The medicines and drugs will the go through acceptance checks and a security line and are then ready to be flown all over the world.
Strategy for success
Regarding Finnair Cargo’s plans to develop its cargo strategy in the next 12 months, Wildtgrube says: “Our strategy is very clear. Finnair Cargo has always been a carrier focused on quality and reliability of service.
We will be strengthening our quality this year and improving the transparency we provide our customers, which includes proactiveness and added responsiveness. We are also offering new ways for customers to book with us, for example through cargo.one – a new high-profile spot booking platform making waves this year.
“On top of this, the head of global sales position has been moved from Helsinki to Shanghai, so that’s where I have lived since the start of 2019. We are spreading our leadership team more efficiently across our network, rather than locating everyone at our headquarters in Finland, because we believe that work is not tied to a place or a location, it’s more connected to time – delivery on time.
This is what customers expect from us, that’s what we expect from our teams. I’m discovering better ways to differentiate our service to meet with rapidly changing customer demands and with my move we are rubber stamping our commitment to China and growth in Asia, which is worth some 75 per cent of revenue for us.”
Wildtgrube says that back home, the busy carrier is working on quicker connections to ensure cargo flows even faster. “This is not easy, but Helsinki has a huge advantage because it is an uncongested airport and we have one of the most modern terminals in air cargo.
For us this is a great asset and it is supported with an excellent network, processes and a technically advanced mindset. We continuously revisit processes to iron out any slack or idling.

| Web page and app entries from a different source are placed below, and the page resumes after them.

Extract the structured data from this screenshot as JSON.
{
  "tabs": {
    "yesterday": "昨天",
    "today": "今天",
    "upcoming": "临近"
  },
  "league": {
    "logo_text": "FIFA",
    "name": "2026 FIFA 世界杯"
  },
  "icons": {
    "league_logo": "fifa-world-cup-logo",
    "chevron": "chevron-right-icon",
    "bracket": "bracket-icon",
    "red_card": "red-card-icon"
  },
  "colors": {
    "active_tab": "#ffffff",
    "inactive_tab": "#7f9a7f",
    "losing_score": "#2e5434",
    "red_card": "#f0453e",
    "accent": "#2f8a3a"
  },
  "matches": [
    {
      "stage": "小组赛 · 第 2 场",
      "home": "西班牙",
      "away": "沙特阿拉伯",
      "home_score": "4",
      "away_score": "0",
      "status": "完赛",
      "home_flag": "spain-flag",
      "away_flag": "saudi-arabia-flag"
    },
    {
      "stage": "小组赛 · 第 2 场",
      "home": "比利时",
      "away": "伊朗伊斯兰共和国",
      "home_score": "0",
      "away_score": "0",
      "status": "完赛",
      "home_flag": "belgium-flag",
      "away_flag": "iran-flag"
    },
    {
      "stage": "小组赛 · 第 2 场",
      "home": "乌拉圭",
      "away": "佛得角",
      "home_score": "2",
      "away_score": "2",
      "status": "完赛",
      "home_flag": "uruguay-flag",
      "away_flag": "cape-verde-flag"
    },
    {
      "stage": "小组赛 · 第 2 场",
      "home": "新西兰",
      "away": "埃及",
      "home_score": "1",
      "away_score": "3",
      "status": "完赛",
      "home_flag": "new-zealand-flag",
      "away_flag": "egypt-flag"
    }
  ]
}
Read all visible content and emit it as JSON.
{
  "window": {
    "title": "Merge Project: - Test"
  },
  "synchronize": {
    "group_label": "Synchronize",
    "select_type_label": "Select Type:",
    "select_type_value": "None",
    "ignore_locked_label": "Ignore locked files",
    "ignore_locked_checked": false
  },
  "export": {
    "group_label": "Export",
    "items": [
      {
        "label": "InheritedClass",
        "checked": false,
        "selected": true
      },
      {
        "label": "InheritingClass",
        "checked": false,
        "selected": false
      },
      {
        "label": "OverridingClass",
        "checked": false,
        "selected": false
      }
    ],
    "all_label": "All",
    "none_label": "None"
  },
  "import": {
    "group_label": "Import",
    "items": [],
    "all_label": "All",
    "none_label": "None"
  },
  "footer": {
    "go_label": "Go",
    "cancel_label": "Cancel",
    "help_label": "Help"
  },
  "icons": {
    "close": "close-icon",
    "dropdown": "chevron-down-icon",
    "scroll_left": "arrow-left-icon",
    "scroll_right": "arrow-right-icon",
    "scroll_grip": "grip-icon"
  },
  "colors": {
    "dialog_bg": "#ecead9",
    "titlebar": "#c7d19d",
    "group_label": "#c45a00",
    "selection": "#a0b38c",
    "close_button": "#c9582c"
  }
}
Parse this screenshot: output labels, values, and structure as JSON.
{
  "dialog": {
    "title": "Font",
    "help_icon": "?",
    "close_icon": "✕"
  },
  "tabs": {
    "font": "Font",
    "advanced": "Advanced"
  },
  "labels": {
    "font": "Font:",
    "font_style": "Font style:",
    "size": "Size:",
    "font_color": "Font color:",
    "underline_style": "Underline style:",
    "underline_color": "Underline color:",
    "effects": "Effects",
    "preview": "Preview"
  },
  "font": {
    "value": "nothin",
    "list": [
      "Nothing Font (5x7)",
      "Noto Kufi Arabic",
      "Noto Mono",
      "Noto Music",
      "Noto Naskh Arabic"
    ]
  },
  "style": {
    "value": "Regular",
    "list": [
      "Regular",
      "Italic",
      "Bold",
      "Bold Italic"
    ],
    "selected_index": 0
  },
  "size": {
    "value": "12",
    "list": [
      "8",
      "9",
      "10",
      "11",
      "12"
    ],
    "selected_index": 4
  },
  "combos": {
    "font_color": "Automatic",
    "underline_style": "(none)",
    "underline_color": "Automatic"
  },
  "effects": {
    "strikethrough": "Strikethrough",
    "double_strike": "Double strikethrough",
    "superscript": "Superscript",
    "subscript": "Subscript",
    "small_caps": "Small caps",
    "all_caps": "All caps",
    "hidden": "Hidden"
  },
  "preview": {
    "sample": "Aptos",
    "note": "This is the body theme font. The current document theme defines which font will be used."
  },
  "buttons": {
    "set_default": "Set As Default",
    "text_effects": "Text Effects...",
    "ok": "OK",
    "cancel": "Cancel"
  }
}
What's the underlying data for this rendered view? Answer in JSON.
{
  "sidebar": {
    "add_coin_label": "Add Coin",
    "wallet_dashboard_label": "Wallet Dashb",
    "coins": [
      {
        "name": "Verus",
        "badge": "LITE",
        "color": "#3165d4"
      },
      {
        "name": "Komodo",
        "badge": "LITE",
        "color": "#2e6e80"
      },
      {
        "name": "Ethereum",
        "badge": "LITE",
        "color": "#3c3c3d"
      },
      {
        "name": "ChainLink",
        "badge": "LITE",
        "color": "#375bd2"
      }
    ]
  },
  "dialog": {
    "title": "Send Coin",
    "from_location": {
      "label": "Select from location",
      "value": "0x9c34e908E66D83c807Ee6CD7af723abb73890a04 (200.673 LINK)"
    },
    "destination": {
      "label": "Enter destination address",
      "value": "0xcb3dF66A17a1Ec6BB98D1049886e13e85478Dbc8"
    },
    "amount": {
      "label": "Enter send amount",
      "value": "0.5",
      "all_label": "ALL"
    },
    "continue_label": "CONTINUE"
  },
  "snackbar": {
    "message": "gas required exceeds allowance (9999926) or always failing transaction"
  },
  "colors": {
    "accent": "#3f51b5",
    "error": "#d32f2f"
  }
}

The main priority is to increase speed while not compromising our quality and service reliability. Data and technological advancements are enabling this to happen. Air cargo has been under cost pressure since the 1980s, and it has worked because it has become cheaper. We are on a mission to make it better.”